As millions of people across Europe sweat through a record-breaking hot summer, they’re skiing in Africa.
Do not worry. This is not another sign of climate change but rather the fascinating anomaly of Lesotho, a small mountainous kingdom completely surrounded by South Africa. Lesotho has an obscure geographical claim to fame: it is the only country on Earth where every inch of its territory is more than 1,000 meters (3,280 feet) above sea level.
This gives Lesotho snow during southern hemisphere winters. And while cold winters are not uncommon in Southern Africa, snow is and ski resorts are even rarer. At an altitude of 3,000 meters (9,842 feet), Afrski in Lesotho’s Maluti Mountains is Africa’s only operating ski resort south of the equator.
“I’ve never seen snow in my life,” said Kafi Mojapelo, who traveled the short distance from South Africa for a ski vacation she never thought she’d take. “So, it’s a great experience.”
Bafana Nadida, who hails from the sprawling urban township of Soweto in Johannesburg, was thrilled to put on ski boots for the first time. He planned a day of skiing lessons, taking photos and having fun in the snow.
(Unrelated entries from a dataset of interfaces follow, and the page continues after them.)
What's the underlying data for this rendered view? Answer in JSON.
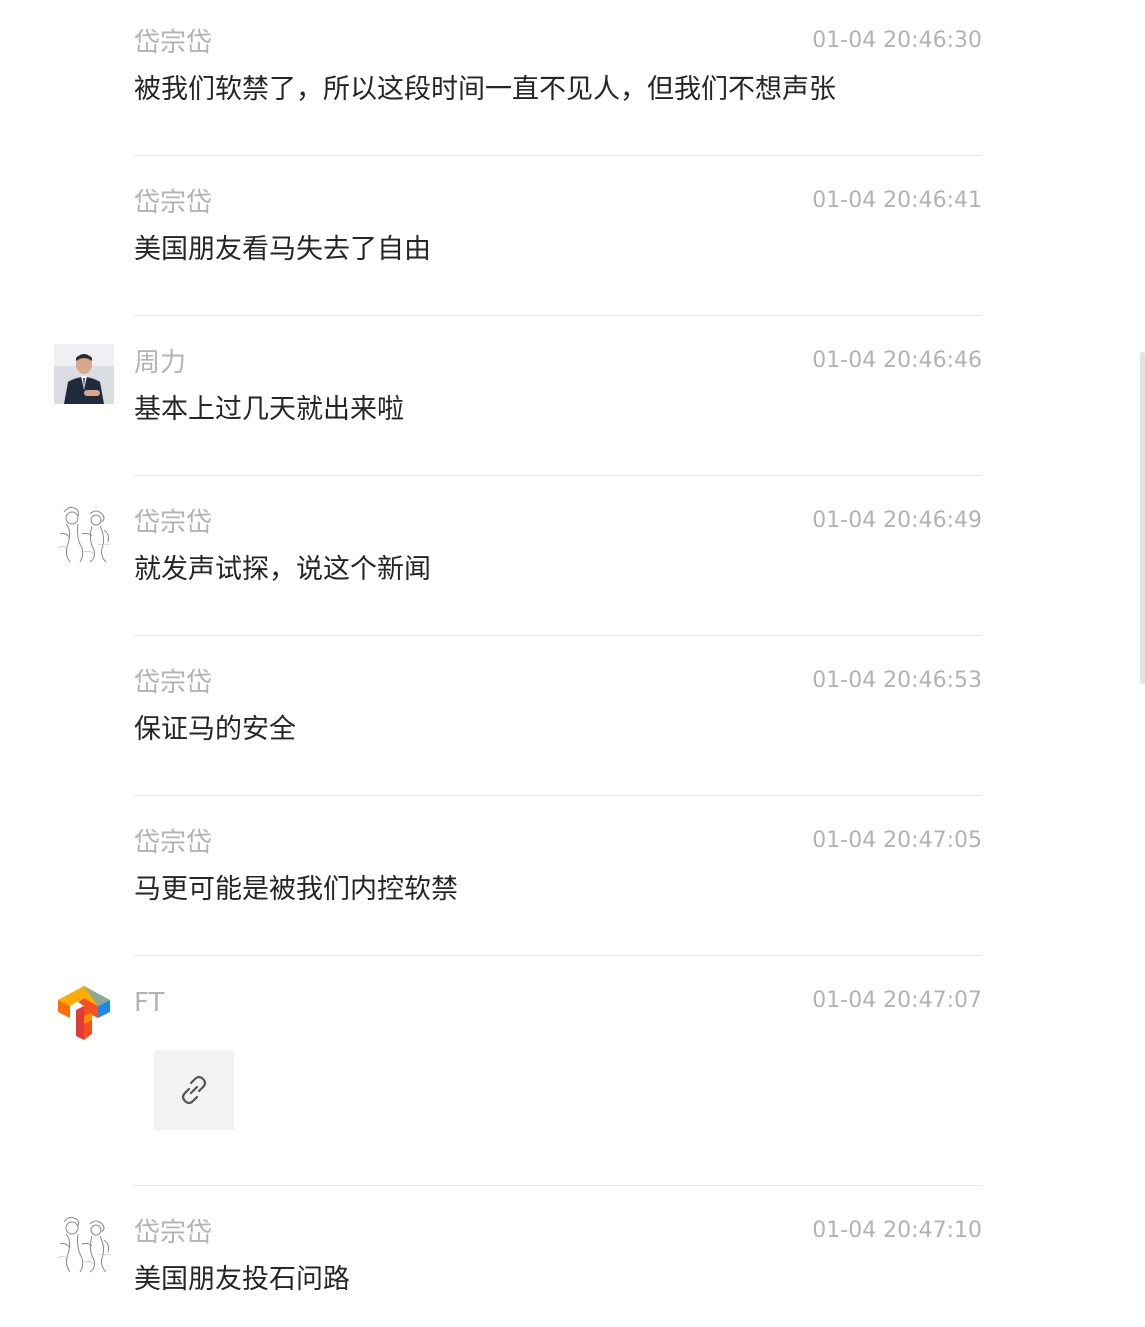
{
  "messages": [
    {
      "name": "岱宗岱",
      "time": "01-04 20:46:30",
      "text": "被我们软禁了，所以这段时间一直不见人，但我们不想声张",
      "avatar": "none"
    },
    {
      "name": "岱宗岱",
      "time": "01-04 20:46:41",
      "text": "美国朋友看马失去了自由",
      "avatar": "none"
    },
    {
      "name": "周力",
      "time": "01-04 20:46:46",
      "text": "基本上过几天就出来啦",
      "avatar": "photo-man-in-suit"
    },
    {
      "name": "岱宗岱",
      "time": "01-04 20:46:49",
      "text": "就发声试探，说这个新闻",
      "avatar": "sketch-drawing"
    },
    {
      "name": "岱宗岱",
      "time": "01-04 20:46:53",
      "text": "保证马的安全",
      "avatar": "none"
    },
    {
      "name": "岱宗岱",
      "time": "01-04 20:47:05",
      "text": "马更可能是被我们内控软禁",
      "avatar": "none"
    },
    {
      "name": "FT",
      "time": "01-04 20:47:07",
      "text": "",
      "avatar": "ft-logo",
      "attachment": "link-icon"
    },
    {
      "name": "岱宗岱",
      "time": "01-04 20:47:10",
      "text": "美国朋友投石问路",
      "avatar": "sketch-drawing"
    }
  ],
  "colors": {
    "name": "#b3b3b3",
    "time": "#b3b3b3",
    "text": "#262626",
    "divider": "#e8e8e8",
    "link_card_bg": "#f2f2f2"
  }
}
Skiers and snowboarders lined up to rent the right equipment. Some received advice from Hope Ramokotjo, who is from Lesotho and worked as a self-taught ski and snowboard instructor for 12 years. Her broad smile and deep, reassuring voice put beginners at ease.
“Get your heels out. Don’t pull your shoulders,” Ramokotjo shouted to his class of eager but inexperienced African skiers as they wobbled on the snow. ” And There you go ! Pleasant!”
Afriski’s Kapoko Snow Park is the continent’s only freestyle snow park. Competitors lined up last month for the annual Winter Whip Slopestyle snowboard and ski competition. Sekholo Ramonotsi, a 13-year-old from the town of Butha-Buthe in Lesotho who practices regularly in Afriski, won the junior snowboard and ski divisions.
“I would really like to ski in Europe,” he said.
London-born Meka Lebohang Ejindu said he has been teaching skiing and snowboarding in Austria for more than a decade, and this is his first season in the southern hemisphere. He has family roots in Lesotho.
“For a competition like this to happen in Southern Africa, it’s so heartwarming,” he said.
Afriski may not be on par with Europe’s sprawling alpine resorts, but the love of winter sports is contagious.
At Afrisk’s Sky Restaurant and Gondola Cafe, happy hour starts at 10 a.m. and skiers and snowboarders show off their winter gear and party to house music, beers in hand. Some claim the bar is the highest in Africa, although this is disputed by the Sani Mountain Lodge, 130 kilometers (80 miles) to the east on the Lesotho-South African border.
What no one can dispute is that this crowd went skiing in Africa.